The industry’s leading lights clearly see the need to battle the notion that they’re a bunch of hucksters and kooks. “We really are normal people,” insists Amy Alton, a registered nurse who is one half of the prepper power couple Dr. Bones and Nurse Amy. They are the authors of The Doom and Bloom Survival Medicine Handbook (“Keep your loved ones healthy in every disaster, from wildfires to a complete societal collapse”), one of the best-selling prepper guidebooks on Amazon.com. She later approaches me to emphasize that she’s selling insurance, not fear. “I just want you to know,” she says, pointing out the Doom and Bloom logo, “that that tree is the tree of life.” (Technically, it’s a tree of life overlaid on a mushroom cloud.)

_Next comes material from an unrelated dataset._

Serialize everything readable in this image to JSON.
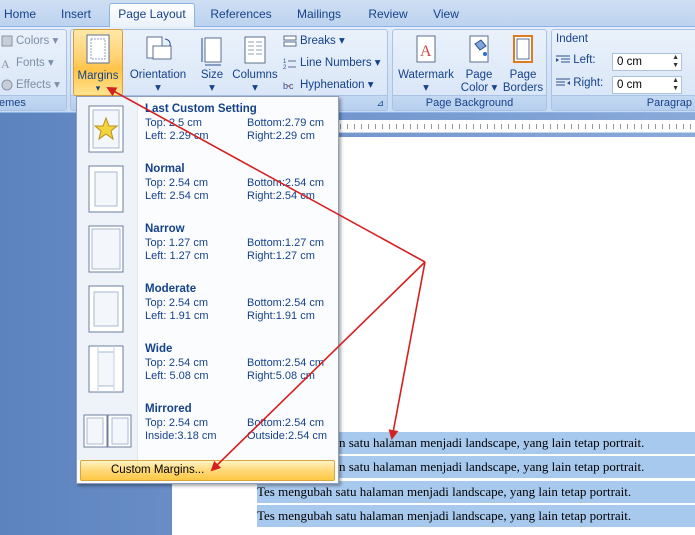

Though doomsday evangelists fantasize about reaching mainstream consumers, hardcore prepping attracts a fairly limited demographic. Stevens pegs the market at about 4 million people, and he has his theories on why it’s not for everyone. “It’s the upper-middle white class that shows up here,” he says. “I’ve seen two or three black people and that’s about it. They never show up to these places. They don’t get it. Culturally. It’s not brainpower, it’s not color, it’s cultural. They’ve never lived this lifestyle. More important is the car with thin tires and the beautiful finish and nice clothes and rings. I’m sorry, that’s just the way it is!”
As I browsed the aisles of portable solar generators and freeze-dried beef Stroganoff, the irony seemed inescapable. Two thousand miles away, New Yorkers were emptying grocery stores of everything from Fiji water to baby food in preparation for a storm that would leave thousands without power for weeks. Viewed in that light, the preppers kind of had a point: Shouldn’t we all buy a few cases of OvaEasy powdered eggs, just in case?

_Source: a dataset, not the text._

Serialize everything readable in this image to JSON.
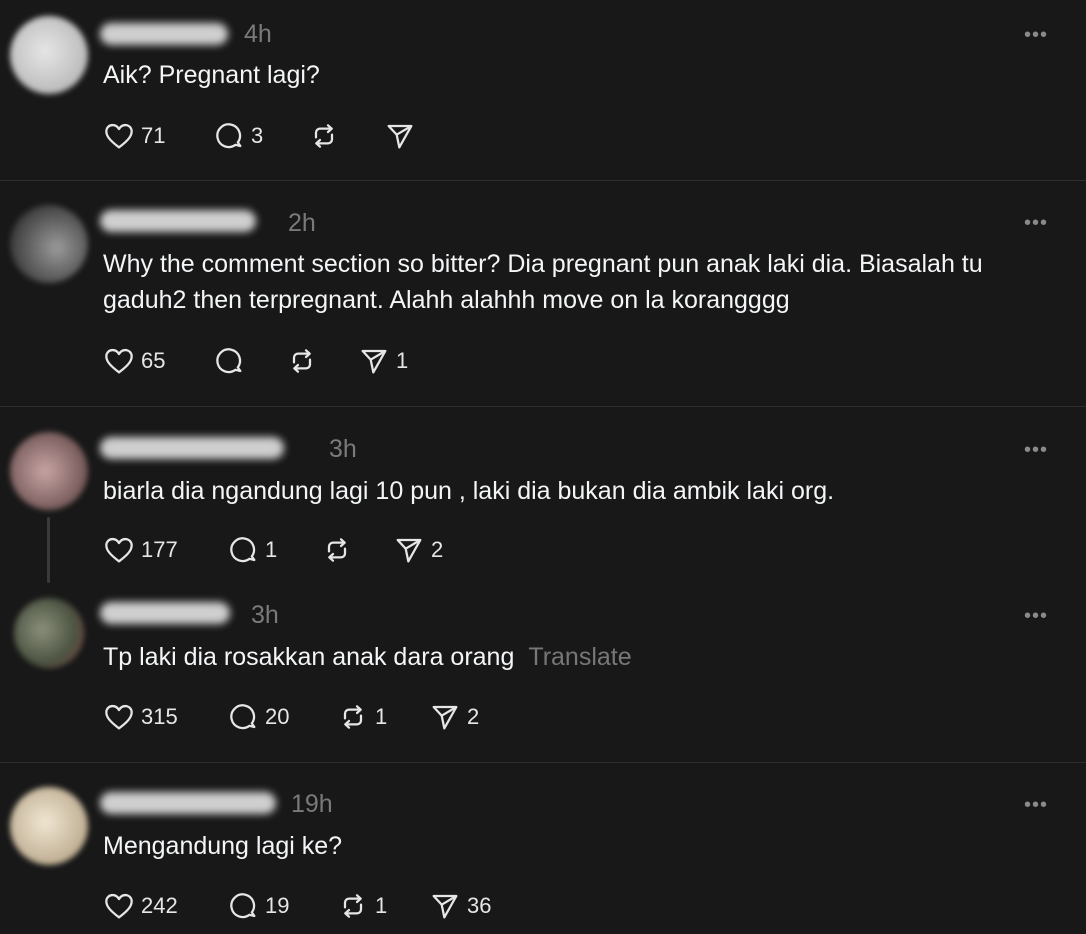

Even before climate change, events like hurricanes and drought and pestilence and the plague were constants throughout history. Yet most of the cataclysms preoccupying the preppers are unlikely at best. After the election was over, I called Stevens at his home, a stone house tucked in the woods with a water pump and a cache of freeze-dry—about as close to off-the-grid and self-reliant as you can get in the San Antonio metro area. Doctor Prepper told me he’d seen copies of the draconian executive orders the president was about to unveil and it wasn’t pretty.
“They’re getting worse,” he said, his voice dropping. In the meantime, he’d been going to gun shows and making sure to get the message out. “I just came back from one last weekend and my partner’s going to one this week. I couldn’t because I knew you were going to call and I wanted to be here.”